A Vancouver charity has introduced some very clever benches into the city as part of a campaign to help the city’s homeless.
Along with Spring Advertising, RainCity Housing installed the modified public benches with the aim of providing shelter for the homeless as well as raising awareness.
The campaign has been seen as a counterpoint to recent controverisial anti-homeless measures that have been springing up around in London in recent weeks.
While, at first glance, the above bench seems ordinary, a place where people can sit and wait for the bus, at night , the backboard of this bench can be raised - providing shelter for anyone who needs to sleep on it.
Another of the benches in the Canadian city bears the words “This is a bench” during the day but at night, those words disappear and are replaced with the glow-in-the-dark phrase “This is a bedroom” - highlighting that for some this is the only bed they have.
Both benches also have the charity's contact information and address if anyone wants to seek their help.
This progressive initiative - while obviously not solving the homelessness problem - is a stark contrast to some of the measures that have been used in London.
At the beginning of June, controversy arose after a number of anti-homeless spikes were installed outside a luxury apartment building and a branch of Tesco (among other locations).
Charities and local residents were outraged and even the Mayor of London Boris Johnson denounced the one-inch studs as “ugly and self defeating”.

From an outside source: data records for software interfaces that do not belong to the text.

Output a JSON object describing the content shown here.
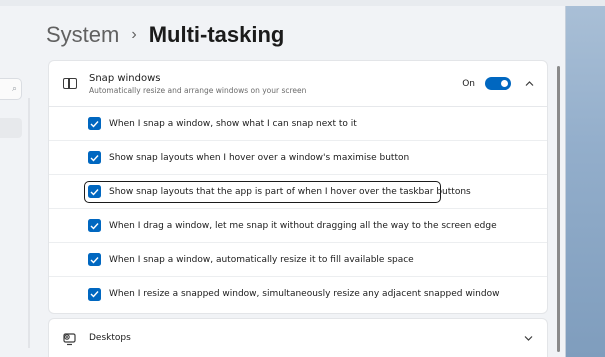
{
  "header": {
    "section": "System",
    "separator": "›",
    "title": "Multi-tasking"
  },
  "snap_panel": {
    "title": "Snap windows",
    "subtitle": "Automatically resize and arrange windows on your screen",
    "toggle_label": "On",
    "toggle_state": "on",
    "icon": "snap-windows-icon",
    "options": [
      {
        "label": "When I snap a window, show what I can snap next to it",
        "checked": true
      },
      {
        "label": "Show snap layouts when I hover over a window's maximise button",
        "checked": true
      },
      {
        "label": "Show snap layouts that the app is part of when I hover over the taskbar buttons",
        "checked": true,
        "focused": true
      },
      {
        "label": "When I drag a window, let me snap it without dragging all the way to the screen edge",
        "checked": true
      },
      {
        "label": "When I snap a window, automatically resize it to fill available space",
        "checked": true
      },
      {
        "label": "When I resize a snapped window, simultaneously resize any adjacent snapped window",
        "checked": true
      }
    ]
  },
  "desktops": {
    "label": "Desktops",
    "icon": "desktops-icon"
  },
  "colors": {
    "accent": "#0067c0",
    "background": "#f1f3f6",
    "card": "#ffffff",
    "text": "#1b1b1b"
  }
}
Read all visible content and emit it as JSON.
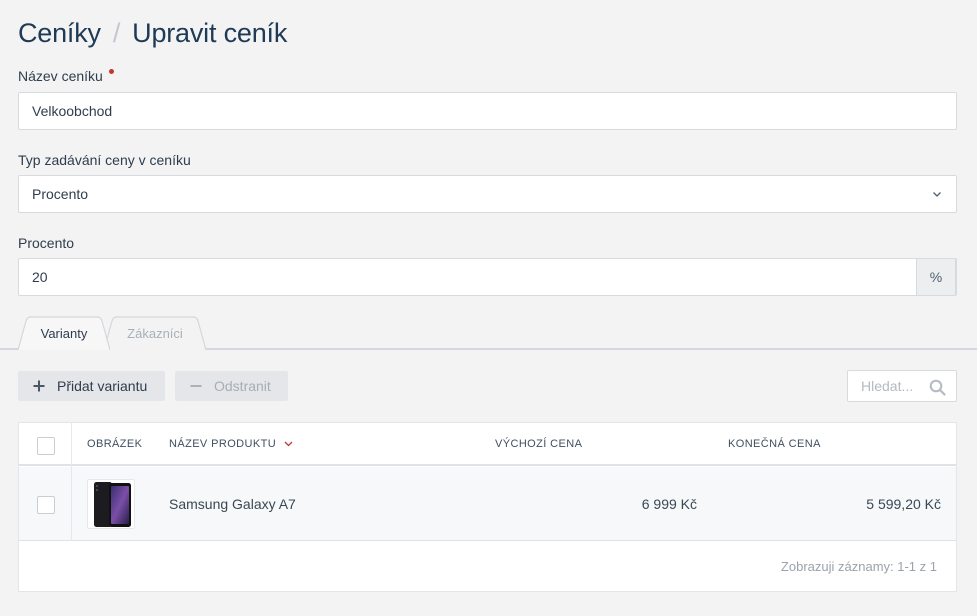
{
  "breadcrumb": {
    "parent": "Ceníky",
    "separator": "/",
    "current": "Upravit ceník"
  },
  "form": {
    "name": {
      "label": "Název ceníku",
      "required": true,
      "value": "Velkoobchod"
    },
    "price_type": {
      "label": "Typ zadávání ceny v ceníku",
      "value": "Procento"
    },
    "percent": {
      "label": "Procento",
      "value": "20",
      "addon": "%"
    }
  },
  "tabs": [
    {
      "label": "Varianty",
      "active": true
    },
    {
      "label": "Zákazníci",
      "active": false
    }
  ],
  "toolbar": {
    "add_label": "Přidat variantu",
    "remove_label": "Odstranit",
    "search_placeholder": "Hledat..."
  },
  "table": {
    "columns": {
      "image": "Obrázek",
      "product_name": "Název produktu",
      "default_price": "Výchozí cena",
      "final_price": "Konečná cena"
    },
    "rows": [
      {
        "product_name": "Samsung Galaxy A7",
        "default_price": "6 999 Kč",
        "final_price": "5 599,20 Kč"
      }
    ],
    "footer": "Zobrazuji záznamy: 1-1 z 1"
  },
  "colors": {
    "background": "#f3f3f4",
    "title": "#1e3a55",
    "required": "#c0392b",
    "sort_arrow": "#c0392b"
  }
}
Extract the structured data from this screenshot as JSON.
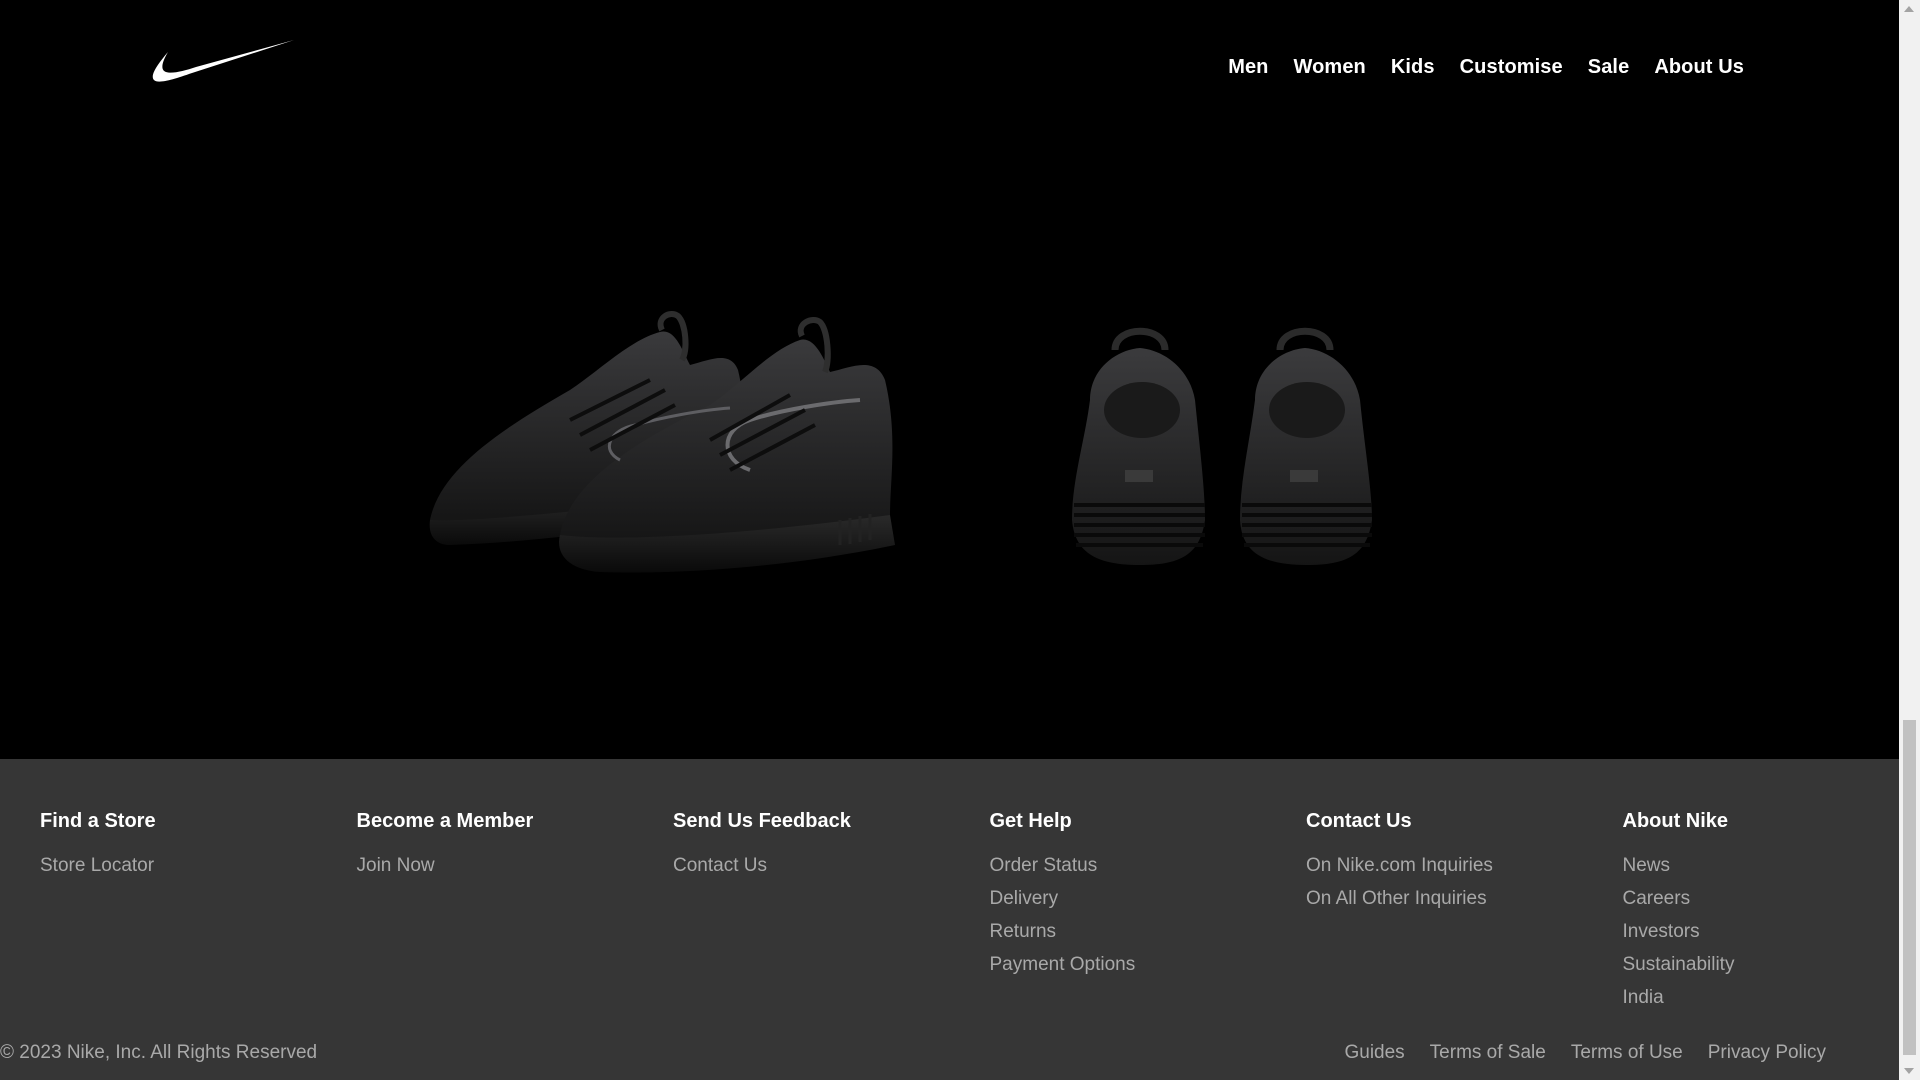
{
  "header": {
    "logo": "nike-swoosh-logo",
    "nav": [
      "Men",
      "Women",
      "Kids",
      "Customise",
      "Sale",
      "About Us"
    ]
  },
  "hero": {
    "images": [
      "shoe-pair-side-view",
      "shoe-pair-back-view"
    ]
  },
  "footer": {
    "columns": [
      {
        "heading": "Find a Store",
        "links": [
          "Store Locator"
        ]
      },
      {
        "heading": "Become a Member",
        "links": [
          "Join Now"
        ]
      },
      {
        "heading": "Send Us Feedback",
        "links": [
          "Contact Us"
        ]
      },
      {
        "heading": "Get Help",
        "links": [
          "Order Status",
          "Delivery",
          "Returns",
          "Payment Options"
        ]
      },
      {
        "heading": "Contact Us",
        "links": [
          "On Nike.com Inquiries",
          "On All Other Inquiries"
        ]
      },
      {
        "heading": "About Nike",
        "links": [
          "News",
          "Careers",
          "Investors",
          "Sustainability",
          "India"
        ]
      }
    ],
    "copyright": "© 2023 Nike, Inc. All Rights Reserved",
    "legal": [
      "Guides",
      "Terms of Sale",
      "Terms of Use",
      "Privacy Policy"
    ]
  },
  "colors": {
    "background": "#000000",
    "footer_bg": "#363636",
    "footer_link": "#a9a9a9",
    "heading": "#ffffff"
  }
}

A petition to remove them has received over 120,000 signatures. After protesters threw cement on their spikes, Tesco bowed to public pressure and removed them but the others remain in place.
Spikes outside Southwark housing development to deter rough sleeping are ugly, self defeating & stupid. Developer should remove them ASAP.— Mayor of London, Sadiq Khan (@MayorofLondon) June 9, 2014
However, as the Guardian reports, the spikes are only part of a growing trend of “hostile architecture” designed to influence - and curb - people’s behaviour in public spaces. Increasingly, designs are being chosen for how well they deter so-called anti-social behaviours such as sitting, sleeping and skate-boarding.
Rowland Atkinson, co-director of the Centre for Urban Research at the University of York, told the Guardian that these measures could be seen as hostility and indifference to the less fortunate.
“If you were being a bit cynical but also realistic, it is a kind of assault on the poor, a way of trying to displace their distress,” he said.
As the Vancouver project shows, however, thereother, more constructive ways to deal with this issue.
In an email exchange with The Huffington Post, Spring Advertising’s Creative Director Rob Schlyecher explained why projects like theirs are so important:
“Simply put, our society cannot expect homeless people to just go away. They need a safe place to sleep and a base from which to stabilize their lives.”